A common misconception leads to an incorrect calculation of the derivative of a composition of functions. This demo contrasts the resulting error with the correct answer, given by the chain rule.
The first window graphs two functions: f(x) (in gray) and its derivative, f '(x) (in green).
In the second window, we see three curves, a graph of the composition f(g(x)) (in gray), an incorrect calculation of the derivative of this composed function with respect to x (in green), and a correct calculation (in red).
The incorrect calculation, common among those unfamiliar with the chain rule, is given by f '(g(x)). (For example, one might be inclined to think that the derivative with respect to x of sin(2x) is cos(2x)).

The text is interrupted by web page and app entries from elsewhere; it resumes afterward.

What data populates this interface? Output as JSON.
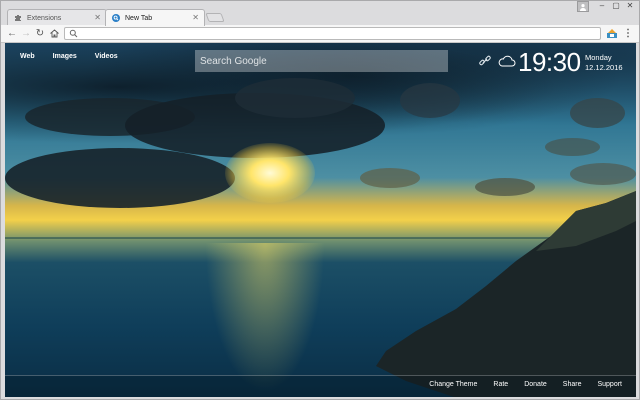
{
  "browser": {
    "tabs": [
      {
        "title": "Extensions",
        "icon": "puzzle-icon",
        "active": false
      },
      {
        "title": "New Tab",
        "icon": "search-icon",
        "active": true
      }
    ],
    "address_bar": {
      "value": "",
      "placeholder": ""
    },
    "colors": {
      "frame": "#dcdcde",
      "toolbar": "#f6f6f6"
    }
  },
  "newtab": {
    "search_links": [
      "Web",
      "Images",
      "Videos"
    ],
    "search_placeholder": "Search Google",
    "clock": "19:30",
    "day": "Monday",
    "date": "12.12.2016",
    "weather_icon": "cloud-icon",
    "footer_links": [
      "Change Theme",
      "Rate",
      "Donate",
      "Share",
      "Support"
    ]
  }
}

One useful way to think about the chain rule is to consider the rate at which we are "moving through" the values of the function f(x). For example, though sin(x) and sin(2x) both express rates of change as one moves through the values of the sine function, the function sin(2x) goes through those values twice as fast as does the function sin(x), which makes the graph twice as steep, and requires us to correct our mistake (cos(2x)) by multiplying by 2. The "correction factor" of g' (x) tells us how fast we are moving through the values of the function f(x).
The correct graph of the derivative of f(g(x)) with respect to x is shown in red.